Entries from a dataset of interfaces
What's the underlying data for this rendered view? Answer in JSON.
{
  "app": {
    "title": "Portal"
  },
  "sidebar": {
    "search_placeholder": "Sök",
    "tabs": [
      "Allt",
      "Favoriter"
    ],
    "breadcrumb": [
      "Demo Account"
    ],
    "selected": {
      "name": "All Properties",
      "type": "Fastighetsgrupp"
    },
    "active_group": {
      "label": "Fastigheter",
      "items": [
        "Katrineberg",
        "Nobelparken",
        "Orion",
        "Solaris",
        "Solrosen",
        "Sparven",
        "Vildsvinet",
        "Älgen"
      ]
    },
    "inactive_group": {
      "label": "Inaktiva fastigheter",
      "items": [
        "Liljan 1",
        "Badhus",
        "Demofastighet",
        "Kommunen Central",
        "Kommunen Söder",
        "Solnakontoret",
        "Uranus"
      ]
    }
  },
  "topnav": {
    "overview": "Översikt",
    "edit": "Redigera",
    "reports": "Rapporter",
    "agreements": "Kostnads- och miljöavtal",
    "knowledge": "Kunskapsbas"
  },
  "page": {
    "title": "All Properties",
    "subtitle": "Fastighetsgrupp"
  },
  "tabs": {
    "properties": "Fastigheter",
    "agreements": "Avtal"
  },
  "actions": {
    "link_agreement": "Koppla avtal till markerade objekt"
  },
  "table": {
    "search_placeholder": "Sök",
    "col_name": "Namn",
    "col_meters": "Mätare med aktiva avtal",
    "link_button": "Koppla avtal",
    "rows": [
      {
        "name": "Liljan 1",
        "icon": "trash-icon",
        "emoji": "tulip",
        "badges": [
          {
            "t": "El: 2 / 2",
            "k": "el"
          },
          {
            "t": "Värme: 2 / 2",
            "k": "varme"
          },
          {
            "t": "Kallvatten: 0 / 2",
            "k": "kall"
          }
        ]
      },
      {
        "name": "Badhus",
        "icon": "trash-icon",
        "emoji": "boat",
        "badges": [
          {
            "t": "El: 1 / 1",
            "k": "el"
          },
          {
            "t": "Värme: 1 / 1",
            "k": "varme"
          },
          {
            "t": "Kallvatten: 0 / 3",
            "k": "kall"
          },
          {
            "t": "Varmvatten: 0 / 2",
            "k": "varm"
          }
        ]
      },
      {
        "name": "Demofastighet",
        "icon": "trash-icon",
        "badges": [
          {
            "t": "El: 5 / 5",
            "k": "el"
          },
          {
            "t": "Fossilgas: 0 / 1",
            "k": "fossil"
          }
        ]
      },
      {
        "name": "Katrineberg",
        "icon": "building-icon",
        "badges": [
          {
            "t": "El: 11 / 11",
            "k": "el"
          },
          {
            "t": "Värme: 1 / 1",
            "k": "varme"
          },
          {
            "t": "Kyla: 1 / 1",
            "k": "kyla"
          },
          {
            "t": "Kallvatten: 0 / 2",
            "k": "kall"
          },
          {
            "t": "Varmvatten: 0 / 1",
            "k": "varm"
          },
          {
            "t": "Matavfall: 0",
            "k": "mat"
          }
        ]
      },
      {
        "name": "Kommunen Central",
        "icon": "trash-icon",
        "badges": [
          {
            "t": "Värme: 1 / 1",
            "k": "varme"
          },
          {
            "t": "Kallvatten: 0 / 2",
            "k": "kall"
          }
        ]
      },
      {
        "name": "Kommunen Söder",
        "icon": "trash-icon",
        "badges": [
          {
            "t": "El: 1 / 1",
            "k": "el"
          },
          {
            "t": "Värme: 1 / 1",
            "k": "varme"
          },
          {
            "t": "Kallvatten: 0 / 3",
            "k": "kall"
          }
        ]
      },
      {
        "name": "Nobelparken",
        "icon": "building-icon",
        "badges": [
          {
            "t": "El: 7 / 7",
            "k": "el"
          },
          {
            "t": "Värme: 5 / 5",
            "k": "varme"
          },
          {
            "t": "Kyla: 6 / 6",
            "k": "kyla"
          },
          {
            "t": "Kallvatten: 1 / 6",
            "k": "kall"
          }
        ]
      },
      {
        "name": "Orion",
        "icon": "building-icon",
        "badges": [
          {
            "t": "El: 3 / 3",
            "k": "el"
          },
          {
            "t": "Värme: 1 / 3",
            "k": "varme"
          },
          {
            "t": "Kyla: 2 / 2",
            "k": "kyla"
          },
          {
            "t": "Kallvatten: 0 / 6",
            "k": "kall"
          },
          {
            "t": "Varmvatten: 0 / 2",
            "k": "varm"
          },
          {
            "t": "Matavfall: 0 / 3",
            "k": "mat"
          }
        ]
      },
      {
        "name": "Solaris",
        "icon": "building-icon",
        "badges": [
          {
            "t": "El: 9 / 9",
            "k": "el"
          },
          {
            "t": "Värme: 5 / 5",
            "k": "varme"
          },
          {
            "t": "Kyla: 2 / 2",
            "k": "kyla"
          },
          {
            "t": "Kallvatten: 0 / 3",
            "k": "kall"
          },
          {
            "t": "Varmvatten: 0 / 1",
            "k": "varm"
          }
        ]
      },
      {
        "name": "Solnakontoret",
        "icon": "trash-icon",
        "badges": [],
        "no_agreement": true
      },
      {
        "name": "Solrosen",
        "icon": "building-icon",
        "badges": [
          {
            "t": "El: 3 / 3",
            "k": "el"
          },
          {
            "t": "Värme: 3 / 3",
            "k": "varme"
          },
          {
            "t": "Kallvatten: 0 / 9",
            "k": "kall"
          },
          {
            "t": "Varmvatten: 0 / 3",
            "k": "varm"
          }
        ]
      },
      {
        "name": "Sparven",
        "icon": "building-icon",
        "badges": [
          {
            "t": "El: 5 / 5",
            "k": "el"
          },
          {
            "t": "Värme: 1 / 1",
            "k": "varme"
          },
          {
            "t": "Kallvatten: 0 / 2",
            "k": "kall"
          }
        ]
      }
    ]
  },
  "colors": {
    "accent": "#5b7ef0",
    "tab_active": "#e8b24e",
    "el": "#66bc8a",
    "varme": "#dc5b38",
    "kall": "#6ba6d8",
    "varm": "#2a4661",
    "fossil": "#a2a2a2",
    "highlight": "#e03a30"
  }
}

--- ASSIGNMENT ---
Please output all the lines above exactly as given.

--- EXERCISE SOLUTION ---
What's the underlying data for this rendered view? Answer in JSON.
{
  "app": {
    "title": "Portal"
  },
  "sidebar": {
    "search_placeholder": "Sök",
    "tabs": [
      "Allt",
      "Favoriter"
    ],
    "breadcrumb": [
      "Demo Account"
    ],
    "selected": {
      "name": "All Properties",
      "type": "Fastighetsgrupp"
    },
    "active_group": {
      "label": "Fastigheter",
      "items": [
        "Katrineberg",
        "Nobelparken",
        "Orion",
        "Solaris",
        "Solrosen",
        "Sparven",
        "Vildsvinet",
        "Älgen"
      ]
    },
    "inactive_group": {
      "label": "Inaktiva fastigheter",
      "items": [
        "Liljan 1",
        "Badhus",
        "Demofastighet",
        "Kommunen Central",
        "Kommunen Söder",
        "Solnakontoret",
        "Uranus"
      ]
    }
  },
  "topnav": {
    "overview": "Översikt",
    "edit": "Redigera",
    "reports": "Rapporter",
    "agreements": "Kostnads- och miljöavtal",
    "knowledge": "Kunskapsbas"
  },
  "page": {
    "title": "All Properties",
    "subtitle": "Fastighetsgrupp"
  },
  "tabs": {
    "properties": "Fastigheter",
    "agreements": "Avtal"
  },
  "actions": {
    "link_agreement": "Koppla avtal till markerade objekt"
  },
  "table": {
    "search_placeholder": "Sök",
    "col_name": "Namn",
    "col_meters": "Mätare med aktiva avtal",
    "link_button": "Koppla avtal",
    "rows": [
      {
        "name": "Liljan 1",
        "icon": "trash-icon",
        "emoji": "tulip",
        "badges": [
          {
            "t": "El: 2 / 2",
            "k": "el"
          },
          {
            "t": "Värme: 2 / 2",
            "k": "varme"
          },
          {
            "t": "Kallvatten: 0 / 2",
            "k": "kall"
          }
        ]
      },
      {
        "name": "Badhus",
        "icon": "trash-icon",
        "emoji": "boat",
        "badges": [
          {
            "t": "El: 1 / 1",
            "k": "el"
          },
          {
            "t": "Värme: 1 / 1",
            "k": "varme"
          },
          {
            "t": "Kallvatten: 0 / 3",
            "k": "kall"
          },
          {
            "t": "Varmvatten: 0 / 2",
            "k": "varm"
          }
        ]
      },
      {
        "name": "Demofastighet",
        "icon": "trash-icon",
        "badges": [
          {
            "t": "El: 5 / 5",
            "k": "el"
          },
          {
            "t": "Fossilgas: 0 / 1",
            "k": "fossil"
          }
        ]
      },
      {
        "name": "Katrineberg",
        "icon": "building-icon",
        "badges": [
          {
            "t": "El: 11 / 11",
            "k": "el"
          },
          {
            "t": "Värme: 1 / 1",
            "k": "varme"
          },
          {
            "t": "Kyla: 1 / 1",
            "k": "kyla"
          },
          {
            "t": "Kallvatten: 0 / 2",
            "k": "kall"
          },
          {
            "t": "Varmvatten: 0 / 1",
            "k": "varm"
          },
          {
            "t": "Matavfall: 0",
            "k": "mat"
          }
        ]
      },
      {
        "name": "Kommunen Central",
        "icon": "trash-icon",
        "badges": [
          {
            "t": "Värme: 1 / 1",
            "k": "varme"
          },
          {
            "t": "Kallvatten: 0 / 2",
            "k": "kall"
          }
        ]
      },
      {
        "name": "Kommunen Söder",
        "icon": "trash-icon",
        "badges": [
          {
            "t": "El: 1 / 1",
            "k": "el"
          },
          {
            "t": "Värme: 1 / 1",
            "k": "varme"
          },
          {
            "t": "Kallvatten: 0 / 3",
            "k": "kall"
          }
        ]
      },
      {
        "name": "Nobelparken",
        "icon": "building-icon",
        "badges": [
          {
            "t": "El: 7 / 7",
            "k": "el"
          },
          {
            "t": "Värme: 5 / 5",
            "k": "varme"
          },
          {
            "t": "Kyla: 6 / 6",
            "k": "kyla"
          },
          {
            "t": "Kallvatten: 1 / 6",
            "k": "kall"
          }
        ]
      },
      {
        "name": "Orion",
        "icon": "building-icon",
        "badges": [
          {
            "t": "El: 3 / 3",
            "k": "el"
          },
          {
            "t": "Värme: 1 / 3",
            "k": "varme"
          },
          {
            "t": "Kyla: 2 / 2",
            "k": "kyla"
          },
          {
            "t": "Kallvatten: 0 / 6",
            "k": "kall"
          },
          {
            "t": "Varmvatten: 0 / 2",
            "k": "varm"
          },
          {
            "t": "Matavfall: 0 / 3",
            "k": "mat"
          }
        ]
      },
      {
        "name": "Solaris",
        "icon": "building-icon",
        "badges": [
          {
            "t": "El: 9 / 9",
            "k": "el"
          },
          {
            "t": "Värme: 5 / 5",
            "k": "varme"
          },
          {
            "t": "Kyla: 2 / 2",
            "k": "kyla"
          },
          {
            "t": "Kallvatten: 0 / 3",
            "k": "kall"
          },
          {
            "t": "Varmvatten: 0 / 1",
            "k": "varm"
          }
        ]
      },
      {
        "name": "Solnakontoret",
        "icon": "trash-icon",
        "badges": [],
        "no_agreement": true
      },
      {
        "name": "Solrosen",
        "icon": "building-icon",
        "badges": [
          {
            "t": "El: 3 / 3",
            "k": "el"
          },
          {
            "t": "Värme: 3 / 3",
            "k": "varme"
          },
          {
            "t": "Kallvatten: 0 / 9",
            "k": "kall"
          },
          {
            "t": "Varmvatten: 0 / 3",
            "k": "varm"
          }
        ]
      },
      {
        "name": "Sparven",
        "icon": "building-icon",
        "badges": [
          {
            "t": "El: 5 / 5",
            "k": "el"
          },
          {
            "t": "Värme: 1 / 1",
            "k": "varme"
          },
          {
            "t": "Kallvatten: 0 / 2",
            "k": "kall"
          }
        ]
      }
    ]
  },
  "colors": {
    "accent": "#5b7ef0",
    "tab_active": "#e8b24e",
    "el": "#66bc8a",
    "varme": "#dc5b38",
    "kall": "#6ba6d8",
    "varm": "#2a4661",
    "fossil": "#a2a2a2",
    "highlight": "#e03a30"
  }
}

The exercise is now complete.